> aws lambda invoke \
    --function-name=demo_lambda \
    --invocation-type=RequestResponse \
    --payload='{ "test": "value" }' \
    --log-type=Tail \
    /dev/null | jq -r '.LogResult' | base64 --decode

START RequestId: 808188ef-1a09-11e7-85e1-71d3bf75c46b Version: $LATEST
2017-04-05T14:09:37.153Z    808188ef-1a09-11e7-85e1-71d3bf75c46b    Event:  {
    "test": "value"
}
2017-04-05T14:09:37.153Z    808188ef-1a09-11e7-85e1-71d3bf75c46b    Context:  {
    "callbackWaitsForEmptyEventLoop": true,
    "logGroupName": "/aws/lambda/demo_lambda",
    "logStreamName": "2017/04/05/[$LATEST]3aa59f4816ae440a805a14fda6e258c7",
    "functionName": "demo_lambda",
    "memoryLimitInMB": "128",
    "functionVersion": "$LATEST",
    "invokeid": "808188ef-1a09-11e7-85e1-71d3bf75c46b",
    "awsRequestId": "808188ef-1a09-11e7-85e1-71d3bf75c46b",
    "invokedFunctionArn": "arn:aws:lambda:us-east-1:183555302174:function:demo_lambda"
}
END RequestId: 808188ef-1a09-11e7-85e1-71d3bf75c46b
REPORT RequestId: 808188ef-1a09-11e7-85e1-71d3bf75c46b    Duration: 0.47 ms    Billed Duration: 100 ms     Memory Size: 128 MB    Max Memory Used: 10 MB
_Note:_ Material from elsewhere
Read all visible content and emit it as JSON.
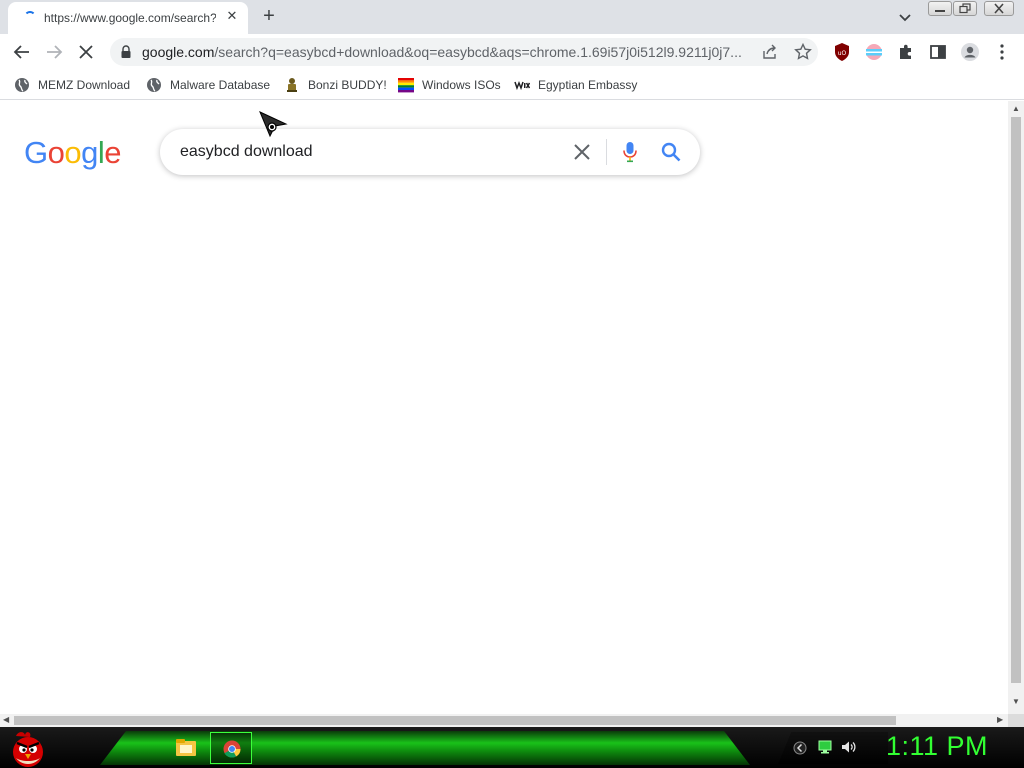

This will run your lambda and decode the last 4kb of the logfile. To view the full logfile, log into the aws web console and head over to the CloudWatch logs.

Wrap up

That's it! From here, you'll be able to set up a lamba that gets run on certain triggers - SNS events, S3 operations, consume data from a Kinesis firehose, etc.

All of the files we've created here can be found on Github at seanmcgary/blog-lambda-terraform